  • Autism spectrum disorder (ASD) risk at age 2 years was not associated with exposure to television/videos at age 1 year or with a history of daily parent-child play in this cohort study.
  • Toddlers exposed to television/video in infancy tended to have higher scores on an autism screening tool.
  • Daily parent-child play was associated with lower scores on the tool.
  • High video/television viewing levels at age 18 months showed no associations with screening scores or ASD risk at age 2 years.

Why this matters

  • An editorial notes that the American Academy of Pediatrics recommends no digital media before age 18 months.
  • Autism is associated with events during embryonic and fetal development.

Key results

  • Neither screen exposure nor parent-child play was significantly associated with ASD risk.
  • Scores on the revised Modified Checklist for Autism in Toddlers (M-CHAT-R) at age 2 years were:
    • Higher with any television and/or video viewing at age 12 months vs no viewing: 4.2% (95% CI, 0.1%-8.3%).
    • Lower with parent-child play daily vs less than daily at age 12 months: −8.9% (95% CI, −16.5% to −0.9%).
    • Unaffected by high levels of television/video viewing at age 18 months.
  • No significant associations seen for time spent by caregiver reading to child at 12 months of age.

Study design

  • US multicenter prospective cohort study, 2152 children enrolled at birth (2010-2012).
  • Main outcomes:
    • M-CHAT-R scores.
    • ASD risk per M-CHAT-R.
  • Funding: None disclosed.

Limitations

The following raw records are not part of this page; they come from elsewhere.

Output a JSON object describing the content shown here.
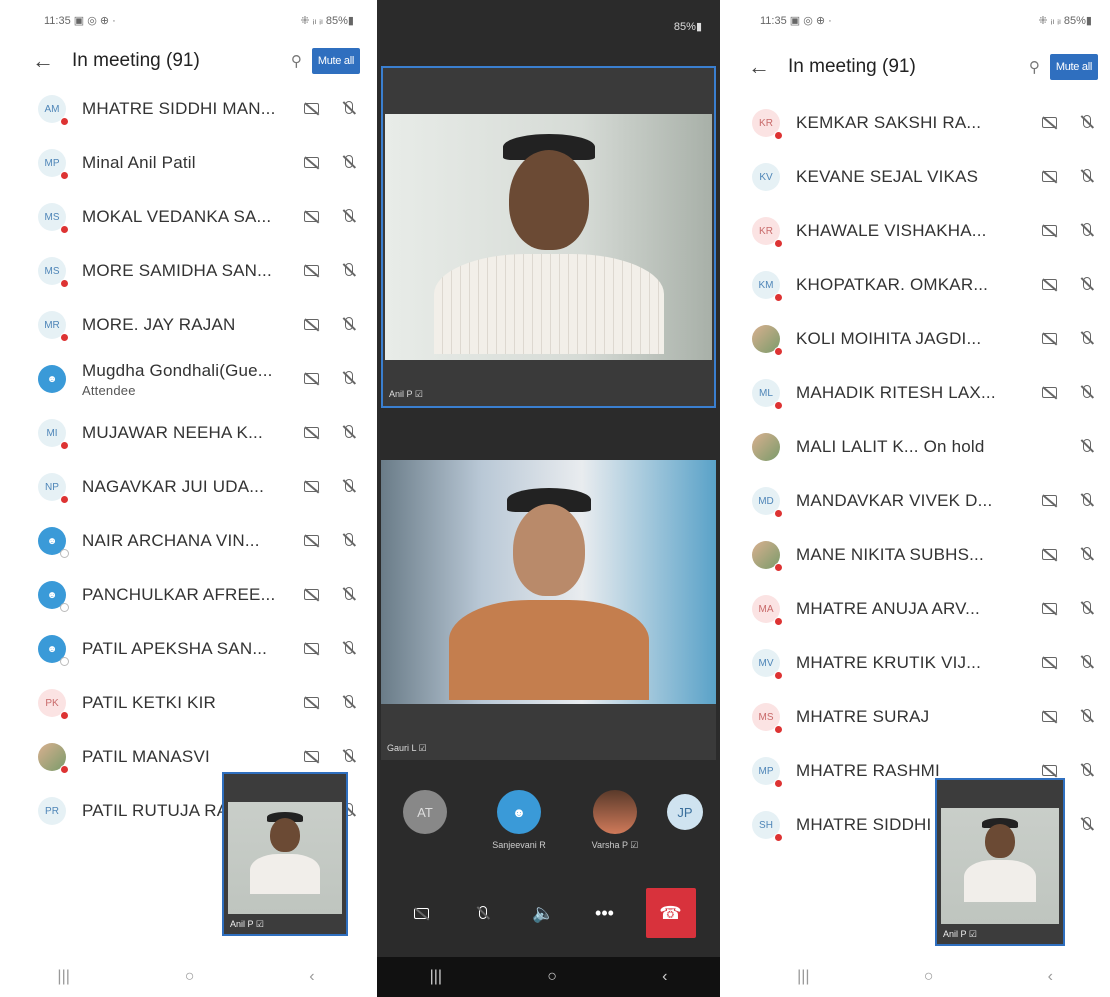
{
  "left": {
    "status": {
      "time": "11:35 ▣ ◎ ⊕ ·",
      "right": "⁜ ᵢₗ ᵢₗ 85%▮"
    },
    "header": {
      "back": "←",
      "title": "In meeting (91)",
      "mute_all": "Mute all"
    },
    "participants": [
      {
        "initials": "AM",
        "name": "MHATRE SIDDHI MAN...",
        "style": "",
        "dot": "red"
      },
      {
        "initials": "MP",
        "name": "Minal Anil Patil",
        "style": "",
        "dot": "red"
      },
      {
        "initials": "MS",
        "name": "MOKAL VEDANKA SA...",
        "style": "",
        "dot": "red"
      },
      {
        "initials": "MS",
        "name": "MORE SAMIDHA SAN...",
        "style": "",
        "dot": "red"
      },
      {
        "initials": "MR",
        "name": "MORE. JAY RAJAN",
        "style": "",
        "dot": "red"
      },
      {
        "initials": "",
        "name": "Mugdha Gondhali(Gue...",
        "sub": "Attendee",
        "style": "blue",
        "dot": ""
      },
      {
        "initials": "MI",
        "name": "MUJAWAR NEEHA K...",
        "style": "",
        "dot": "red"
      },
      {
        "initials": "NP",
        "name": "NAGAVKAR JUI UDA...",
        "style": "",
        "dot": "red"
      },
      {
        "initials": "",
        "name": "NAIR ARCHANA VIN...",
        "style": "blue",
        "dot": "hollow"
      },
      {
        "initials": "",
        "name": "PANCHULKAR AFREE...",
        "style": "blue",
        "dot": "hollow"
      },
      {
        "initials": "",
        "name": "PATIL APEKSHA SAN...",
        "style": "blue",
        "dot": "hollow"
      },
      {
        "initials": "PK",
        "name": "PATIL KETKI KIR",
        "style": "pink",
        "dot": "red"
      },
      {
        "initials": "",
        "name": "PATIL MANASVI",
        "style": "photo",
        "dot": "red"
      },
      {
        "initials": "PR",
        "name": "PATIL RUTUJA RAVI...",
        "style": "",
        "dot": ""
      }
    ],
    "pip_label": "Anil P ☑"
  },
  "middle": {
    "status": "85%▮",
    "video1_label": "Anil P ☑",
    "video2_label": "Gauri L ☑",
    "thumbs": [
      {
        "text": "AT",
        "label": ""
      },
      {
        "text": "",
        "label": "Sanjeevani R"
      },
      {
        "text": "",
        "label": "Varsha P ☑"
      },
      {
        "text": "JP",
        "label": ""
      }
    ],
    "controls": {
      "video": "◘",
      "mic": "🎙",
      "speaker": "🔈",
      "more": "•••",
      "hangup": "☎"
    }
  },
  "right": {
    "status": {
      "time": "11:35 ▣ ◎ ⊕ ·",
      "right": "⁜ ᵢₗ ᵢₗ 85%▮"
    },
    "header": {
      "back": "←",
      "title": "In meeting (91)",
      "mute_all": "Mute all"
    },
    "participants": [
      {
        "initials": "KR",
        "name": "KEMKAR SAKSHI RA...",
        "style": "pink",
        "dot": "red"
      },
      {
        "initials": "KV",
        "name": "KEVANE SEJAL VIKAS",
        "style": "",
        "dot": ""
      },
      {
        "initials": "KR",
        "name": "KHAWALE VISHAKHA...",
        "style": "pink",
        "dot": "red"
      },
      {
        "initials": "KM",
        "name": "KHOPATKAR. OMKAR...",
        "style": "",
        "dot": "red"
      },
      {
        "initials": "",
        "name": "KOLI MOIHITA JAGDI...",
        "style": "photo",
        "dot": "red"
      },
      {
        "initials": "ML",
        "name": "MAHADIK RITESH LAX...",
        "style": "",
        "dot": "red"
      },
      {
        "initials": "",
        "name": "MALI LALIT K...  On hold",
        "style": "photo",
        "dot": "",
        "hold": true
      },
      {
        "initials": "MD",
        "name": "MANDAVKAR VIVEK D...",
        "style": "",
        "dot": "red"
      },
      {
        "initials": "",
        "name": "MANE NIKITA SUBHS...",
        "style": "photo",
        "dot": "red"
      },
      {
        "initials": "MA",
        "name": "MHATRE ANUJA ARV...",
        "style": "pink",
        "dot": "red"
      },
      {
        "initials": "MV",
        "name": "MHATRE KRUTIK VIJ...",
        "style": "",
        "dot": "red"
      },
      {
        "initials": "MS",
        "name": "MHATRE SURAJ",
        "style": "pink",
        "dot": "red"
      },
      {
        "initials": "MP",
        "name": "MHATRE RASHMI",
        "style": "",
        "dot": "red"
      },
      {
        "initials": "SH",
        "name": "MHATRE SIDDHI MAN...",
        "style": "",
        "dot": "red"
      }
    ],
    "pip_label": "Anil P ☑"
  },
  "nav": {
    "recent": "|||",
    "home": "○",
    "back": "‹"
  }
}
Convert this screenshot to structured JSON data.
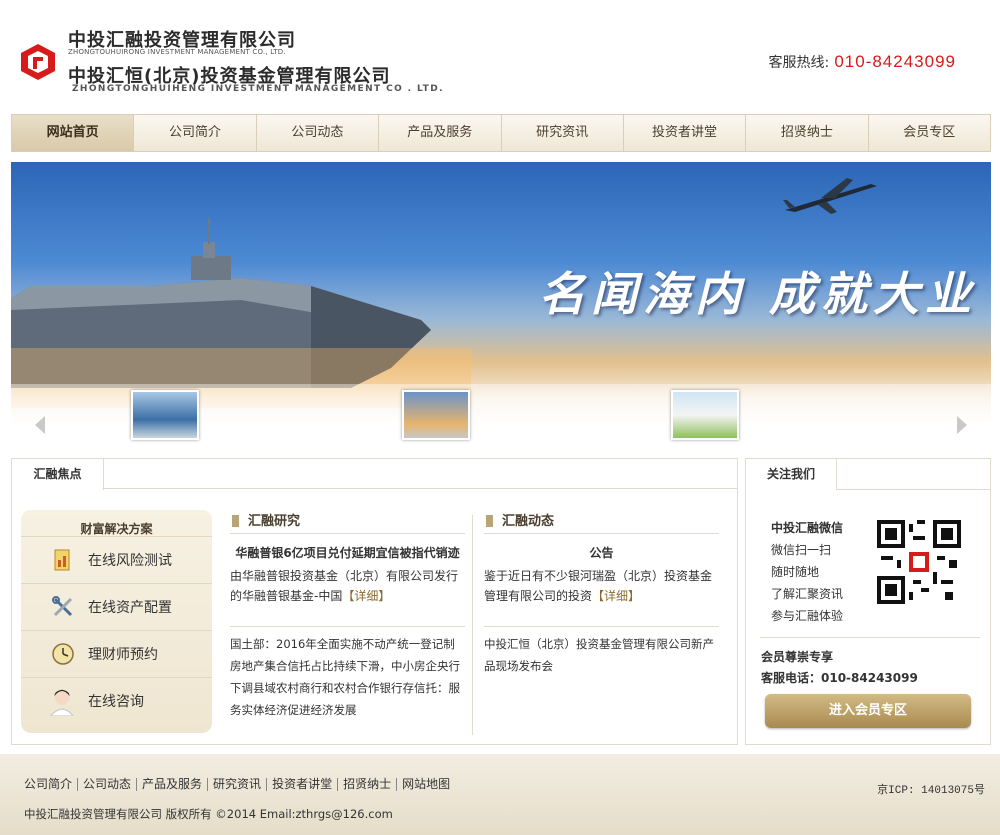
{
  "header": {
    "company_cn_1": "中投汇融投资管理有限公司",
    "company_en_1": "ZHONGTOUHUIRONG INVESTMENT MANAGEMENT CO., LTD.",
    "company_cn_2": "中投汇恒(北京)投资基金管理有限公司",
    "company_en_2": "ZHONGTONGHUIHENG  INVESTMENT MANAGEMENT CO . LTD.",
    "hotline_label": "客服热线:",
    "hotline_number": "010-84243099",
    "logo_color": "#d71a1a"
  },
  "nav": {
    "items": [
      {
        "label": "网站首页",
        "active": true
      },
      {
        "label": "公司简介"
      },
      {
        "label": "公司动态"
      },
      {
        "label": "产品及服务"
      },
      {
        "label": "研究资讯"
      },
      {
        "label": "投资者讲堂"
      },
      {
        "label": "招贤纳士"
      },
      {
        "label": "会员专区"
      }
    ]
  },
  "banner": {
    "slogan": "名闻海内 成就大业",
    "thumbnails": [
      "office-building",
      "aircraft-carrier",
      "family-car"
    ],
    "prev_icon": "arrow-left-icon",
    "next_icon": "arrow-right-icon"
  },
  "focus": {
    "tab_label": "汇融焦点",
    "solutions": {
      "title": "财富解决方案",
      "items": [
        {
          "label": "在线风险测试",
          "icon": "document-chart-icon"
        },
        {
          "label": "在线资产配置",
          "icon": "tools-icon"
        },
        {
          "label": "理财师预约",
          "icon": "clock-icon"
        },
        {
          "label": "在线咨询",
          "icon": "service-agent-icon"
        }
      ]
    },
    "research": {
      "title": "汇融研究",
      "headline": "华融普银6亿项目兑付延期宜信被指代销迹",
      "summary": "由华融普银投资基金（北京）有限公司发行的华融普银基金-中国",
      "more": "【详细】",
      "item2": "国土部：2016年全面实施不动产统一登记制房地产集合信托占比持续下滑，中小房企央行下调县域农村商行和农村合作银行存信托：服务实体经济促进经济发展"
    },
    "news": {
      "title": "汇融动态",
      "headline": "公告",
      "summary": "鉴于近日有不少银河瑞盈（北京）投资基金管理有限公司的投资",
      "more": "【详细】",
      "item2": "中投汇恒（北京）投资基金管理有限公司新产品现场发布会"
    }
  },
  "follow": {
    "tab_label": "关注我们",
    "wechat_title": "中投汇融微信",
    "lines": [
      "微信扫一扫",
      "随时随地",
      "了解汇聚资讯",
      "参与汇融体验"
    ],
    "member_title": "会员尊崇专享",
    "member_phone": "客服电话：010-84243099",
    "member_button": "进入会员专区"
  },
  "footer": {
    "links": [
      "公司简介",
      "公司动态",
      "产品及服务",
      "研究资讯",
      "投资者讲堂",
      "招贤纳士",
      "网站地图"
    ],
    "icp": "京ICP: 14013075号",
    "copyright": "中投汇融投资管理有限公司 版权所有 ©2014 Email:zthrgs@126.com"
  }
}
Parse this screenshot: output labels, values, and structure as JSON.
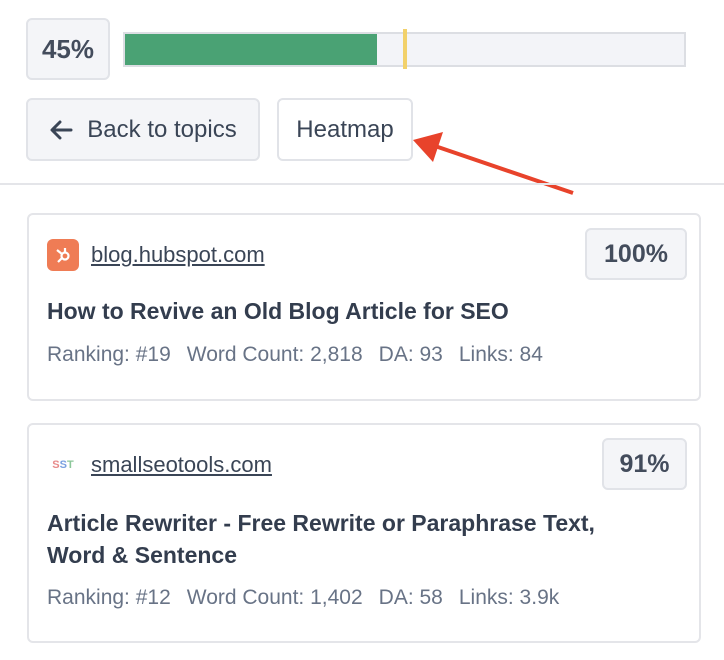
{
  "progress": {
    "label": "45%",
    "fill_percent": 45,
    "marker_percent": 50,
    "fill_color": "#4aa274",
    "marker_color": "#f2d16b"
  },
  "buttons": {
    "back_label": "Back to topics",
    "heatmap_label": "Heatmap"
  },
  "annotation": {
    "arrow_color": "#e8432b",
    "icon": "arrow-pointer"
  },
  "results": [
    {
      "site": "blog.hubspot.com",
      "favicon": "hubspot-icon",
      "score": "100%",
      "title": "How to Revive an Old Blog Article for SEO",
      "ranking": "Ranking: #19",
      "word_count": "Word Count: 2,818",
      "da": "DA: 93",
      "links": "Links: 84"
    },
    {
      "site": "smallseotools.com",
      "favicon": "sst-icon",
      "favicon_text": "SST",
      "score": "91%",
      "title": "Article Rewriter - Free Rewrite or Paraphrase Text, Word & Sentence",
      "ranking": "Ranking: #12",
      "word_count": "Word Count: 1,402",
      "da": "DA: 58",
      "links": "Links: 3.9k"
    }
  ]
}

  • Selection bias; included only parents willing to participate.
  • Possible false-positives on screening tool.
  • Exposures based on simple questions capturing limited detail.
  • Direction of associations is unknown.